Most people know what it is like to cycle their own bike. It is something they say you never forget. Well, being on a tandem means it is not just you. You have to work as a team. Both sets of peddles are conjoined. So, when I push down, the front also pushes down and vice versa. The pilot is known as the person who sits on the front of the tandem. They have control over the steering and changing of the gears. While the stoker, “me” sits on the back of the tandem. As the tandem is a heavier piece of equipment along with two body weights, going uphill is a workout but this also mean going down is a lot of fun reaching speeds of over 50km/h. This means that communication between pilot and stoker would have to be very strong and a great level of trust. Even things like leaning into bends and stopping at traffic lights need communication. We wear cycling cleats which allows our feet to be clicked into the peddles so before coming to a stop, we must click out. This means I rely on my pilot to communicate with me.
Would you cycle for leisure or competition?
I cycle for leisure.
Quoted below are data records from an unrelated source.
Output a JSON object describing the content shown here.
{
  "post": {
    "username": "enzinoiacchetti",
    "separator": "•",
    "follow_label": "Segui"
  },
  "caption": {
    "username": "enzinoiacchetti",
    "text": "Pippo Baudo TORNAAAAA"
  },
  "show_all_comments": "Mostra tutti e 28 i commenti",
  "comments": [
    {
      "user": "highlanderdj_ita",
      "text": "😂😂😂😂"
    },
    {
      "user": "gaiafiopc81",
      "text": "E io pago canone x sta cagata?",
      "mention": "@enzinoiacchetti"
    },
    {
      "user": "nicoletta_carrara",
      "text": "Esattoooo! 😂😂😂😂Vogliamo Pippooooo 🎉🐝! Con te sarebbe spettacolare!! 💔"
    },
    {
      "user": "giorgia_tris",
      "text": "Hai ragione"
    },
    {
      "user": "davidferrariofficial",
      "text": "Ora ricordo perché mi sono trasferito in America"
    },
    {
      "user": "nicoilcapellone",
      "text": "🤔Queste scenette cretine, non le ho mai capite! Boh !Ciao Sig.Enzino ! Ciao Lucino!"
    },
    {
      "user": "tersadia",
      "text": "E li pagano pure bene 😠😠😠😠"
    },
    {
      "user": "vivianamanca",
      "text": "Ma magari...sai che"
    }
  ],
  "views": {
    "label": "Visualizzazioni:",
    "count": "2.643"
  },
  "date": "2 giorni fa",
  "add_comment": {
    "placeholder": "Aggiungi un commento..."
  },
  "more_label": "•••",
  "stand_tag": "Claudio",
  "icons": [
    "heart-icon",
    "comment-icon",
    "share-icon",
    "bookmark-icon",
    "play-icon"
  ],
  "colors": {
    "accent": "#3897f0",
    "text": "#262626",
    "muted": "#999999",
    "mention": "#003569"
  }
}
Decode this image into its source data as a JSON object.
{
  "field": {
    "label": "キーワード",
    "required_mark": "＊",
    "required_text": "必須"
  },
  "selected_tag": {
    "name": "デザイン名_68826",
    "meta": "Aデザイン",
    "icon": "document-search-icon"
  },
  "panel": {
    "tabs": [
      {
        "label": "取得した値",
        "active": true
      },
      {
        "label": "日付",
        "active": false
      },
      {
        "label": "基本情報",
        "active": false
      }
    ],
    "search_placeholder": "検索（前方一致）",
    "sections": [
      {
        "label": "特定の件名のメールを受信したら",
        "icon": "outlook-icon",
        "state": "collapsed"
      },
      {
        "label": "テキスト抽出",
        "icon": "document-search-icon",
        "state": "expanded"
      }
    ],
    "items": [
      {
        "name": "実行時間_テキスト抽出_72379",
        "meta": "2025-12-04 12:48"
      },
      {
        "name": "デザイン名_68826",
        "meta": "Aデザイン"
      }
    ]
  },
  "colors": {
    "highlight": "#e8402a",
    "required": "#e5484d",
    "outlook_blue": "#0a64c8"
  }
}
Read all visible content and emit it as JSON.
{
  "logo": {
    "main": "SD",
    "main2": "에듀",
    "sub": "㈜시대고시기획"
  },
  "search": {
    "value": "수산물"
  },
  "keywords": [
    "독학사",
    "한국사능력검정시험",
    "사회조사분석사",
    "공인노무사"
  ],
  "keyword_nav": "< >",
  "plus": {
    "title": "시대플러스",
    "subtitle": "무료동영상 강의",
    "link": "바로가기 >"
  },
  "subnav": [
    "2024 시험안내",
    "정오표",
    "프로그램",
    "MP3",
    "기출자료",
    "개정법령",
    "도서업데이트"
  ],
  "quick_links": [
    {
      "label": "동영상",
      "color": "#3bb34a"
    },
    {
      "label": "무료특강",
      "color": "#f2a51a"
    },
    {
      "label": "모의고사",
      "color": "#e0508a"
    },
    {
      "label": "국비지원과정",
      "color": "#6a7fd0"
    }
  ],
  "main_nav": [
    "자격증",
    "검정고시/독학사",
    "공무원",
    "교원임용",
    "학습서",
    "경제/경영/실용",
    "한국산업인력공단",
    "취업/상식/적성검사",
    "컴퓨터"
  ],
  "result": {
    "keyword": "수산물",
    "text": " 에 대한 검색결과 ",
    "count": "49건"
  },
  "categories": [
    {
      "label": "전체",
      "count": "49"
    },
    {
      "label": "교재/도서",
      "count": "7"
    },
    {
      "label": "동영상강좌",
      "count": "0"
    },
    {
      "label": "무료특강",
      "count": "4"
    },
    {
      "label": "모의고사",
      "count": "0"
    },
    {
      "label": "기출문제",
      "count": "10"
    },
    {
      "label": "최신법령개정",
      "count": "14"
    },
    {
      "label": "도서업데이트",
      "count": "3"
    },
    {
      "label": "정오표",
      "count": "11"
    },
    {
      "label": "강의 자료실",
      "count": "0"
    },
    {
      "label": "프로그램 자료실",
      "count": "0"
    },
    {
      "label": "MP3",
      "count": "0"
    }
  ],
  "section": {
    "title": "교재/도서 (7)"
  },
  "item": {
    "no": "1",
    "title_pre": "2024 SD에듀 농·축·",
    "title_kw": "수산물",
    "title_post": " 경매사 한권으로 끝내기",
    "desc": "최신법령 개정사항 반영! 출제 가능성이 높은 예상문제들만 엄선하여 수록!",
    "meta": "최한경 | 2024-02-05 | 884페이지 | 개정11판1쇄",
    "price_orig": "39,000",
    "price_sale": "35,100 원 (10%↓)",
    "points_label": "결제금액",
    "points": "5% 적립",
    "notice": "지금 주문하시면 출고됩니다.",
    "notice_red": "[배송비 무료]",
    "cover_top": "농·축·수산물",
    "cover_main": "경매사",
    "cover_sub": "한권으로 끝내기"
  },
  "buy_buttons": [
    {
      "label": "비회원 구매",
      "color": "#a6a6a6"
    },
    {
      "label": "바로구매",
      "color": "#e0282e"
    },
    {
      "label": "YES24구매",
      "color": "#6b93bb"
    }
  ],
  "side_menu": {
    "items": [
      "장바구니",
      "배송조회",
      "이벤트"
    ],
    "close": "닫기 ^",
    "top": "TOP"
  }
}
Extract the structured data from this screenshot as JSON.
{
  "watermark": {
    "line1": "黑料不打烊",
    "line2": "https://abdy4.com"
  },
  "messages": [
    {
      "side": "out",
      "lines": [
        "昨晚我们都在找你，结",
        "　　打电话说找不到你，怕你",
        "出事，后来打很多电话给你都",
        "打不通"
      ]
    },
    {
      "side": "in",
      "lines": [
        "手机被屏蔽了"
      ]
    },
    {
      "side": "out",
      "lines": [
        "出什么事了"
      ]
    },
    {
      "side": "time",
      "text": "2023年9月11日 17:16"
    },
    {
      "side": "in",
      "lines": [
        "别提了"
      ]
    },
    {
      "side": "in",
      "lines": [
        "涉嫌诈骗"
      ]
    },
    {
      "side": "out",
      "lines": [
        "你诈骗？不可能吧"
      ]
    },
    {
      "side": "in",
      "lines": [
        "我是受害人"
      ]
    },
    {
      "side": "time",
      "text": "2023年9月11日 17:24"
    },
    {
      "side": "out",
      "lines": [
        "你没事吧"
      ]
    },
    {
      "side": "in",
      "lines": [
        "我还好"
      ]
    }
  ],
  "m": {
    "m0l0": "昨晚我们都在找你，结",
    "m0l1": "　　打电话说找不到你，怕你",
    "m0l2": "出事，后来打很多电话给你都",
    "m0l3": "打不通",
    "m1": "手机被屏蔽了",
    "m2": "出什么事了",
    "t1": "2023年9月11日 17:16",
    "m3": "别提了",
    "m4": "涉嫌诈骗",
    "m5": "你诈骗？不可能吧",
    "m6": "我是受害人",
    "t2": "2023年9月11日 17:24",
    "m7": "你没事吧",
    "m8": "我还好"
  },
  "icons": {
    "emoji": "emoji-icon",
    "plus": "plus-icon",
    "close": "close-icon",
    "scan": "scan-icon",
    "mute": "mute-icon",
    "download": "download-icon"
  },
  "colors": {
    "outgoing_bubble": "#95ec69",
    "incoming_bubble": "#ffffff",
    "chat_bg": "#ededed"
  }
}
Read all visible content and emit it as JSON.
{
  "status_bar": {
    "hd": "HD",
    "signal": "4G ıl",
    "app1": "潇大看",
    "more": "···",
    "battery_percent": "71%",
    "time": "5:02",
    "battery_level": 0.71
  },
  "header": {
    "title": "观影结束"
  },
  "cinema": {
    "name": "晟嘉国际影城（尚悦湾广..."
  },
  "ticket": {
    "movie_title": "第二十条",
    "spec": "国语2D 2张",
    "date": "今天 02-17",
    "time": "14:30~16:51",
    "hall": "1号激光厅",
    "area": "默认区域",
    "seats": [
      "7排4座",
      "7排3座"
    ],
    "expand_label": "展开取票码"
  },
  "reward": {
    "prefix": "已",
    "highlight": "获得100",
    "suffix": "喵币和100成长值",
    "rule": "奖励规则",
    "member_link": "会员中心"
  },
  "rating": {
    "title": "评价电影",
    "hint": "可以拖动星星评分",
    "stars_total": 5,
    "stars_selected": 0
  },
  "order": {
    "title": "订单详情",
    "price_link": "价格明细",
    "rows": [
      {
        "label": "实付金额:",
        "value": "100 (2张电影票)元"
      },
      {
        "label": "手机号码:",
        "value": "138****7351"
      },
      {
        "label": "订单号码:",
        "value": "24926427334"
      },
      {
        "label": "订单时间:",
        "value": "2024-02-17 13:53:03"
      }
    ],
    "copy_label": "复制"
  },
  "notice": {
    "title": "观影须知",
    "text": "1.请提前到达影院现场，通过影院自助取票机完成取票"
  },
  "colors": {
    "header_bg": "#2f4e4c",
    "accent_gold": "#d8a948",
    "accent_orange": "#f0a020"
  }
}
It’s always good to have an open mind, so maybe in the future I would consider competitions.
What is it that you enjoy about cycling most?
From the time I was very young, I loved being outdoors. Cycling gets me back out there but what I like most of all, is cycling with the club. It has been a way of meeting so many incredible people from all walks of life. It is a lot easier to cycle long distances and push yourself when you have support and competition. We have a lot of laughs along the way as well and it is a great way of keeping the body and mind fighting fit.
Were you previously or are you still involved in any other sport?
Growing up I did participate in mainstream sports. However, when I got to my teens, this became more challenging. I had then lost interest until I found tandem cycling and I’m not involved in any other sport at the moment.
What challenges and/or obstacles did you face, if any, getting involved in sport?
I would definitely say for me I had a lack of knowledge about what was possible. It was through the NCBI that I gained any knowledge of sport available to people with site loss. I suppose for the younger generation now, social media plays such a huge part in awareness and makes information a lot easier to access. Location of where some sports were taking place was also an issue. There weren’t many sports available for people with site loss in my local area. This was making me lose hope for participating in sport. I had never imagined that cycling a tandem bike with a local club would have even been possible.
What would you consider to be your biggest sporting achievement to date big or small?
In the year 2017 myself and my pilot at the time Billy Colton completed the club’s 8 county 100mile challenge. This was an all-day event where we made our way through the seven surrounding counties of Offaly. This is the longest distance I’ve completed to date.
What advice would you give to anyone in the vision impaired community who would like to get involved in cycling or any sport?
My advice would be to ask the questions. Find a local club and get in touch. Do not be afraid of rejection. The first step is to find out if it is possible, if it’s not, there may be something that is or someone else who can point you in the right direction. People can be extremely helpful, it’s all about getting in touch with the right people. If you don’t ask you will never know. The NCBI and Vision Sports can also help in this aspect, they may know of things going on in your area, so reach out to them. If you are eager to get active be persistent and don’t give up, you never know what could be possible.
Lastly, tell us about the fundraiser you and your club are participating in?
We are currently fundraising for a number of charities locally and nationally by completing an around the world in 80 days (4 times) challenge. Where we as a club we are tracking our individual distances to collectively achieve this target. It is going very well so. Please follow and support our journey. All bikes are out to gather up as much road as possible for this and we at the club are very excited for this event. We are now in the final quarter and could use as much support as possible!
If you are interested in getting involved in sport or leisure in your local area, please feel free to contact the Vision Sports team on 01 405 6030 or email@example.com for assistance.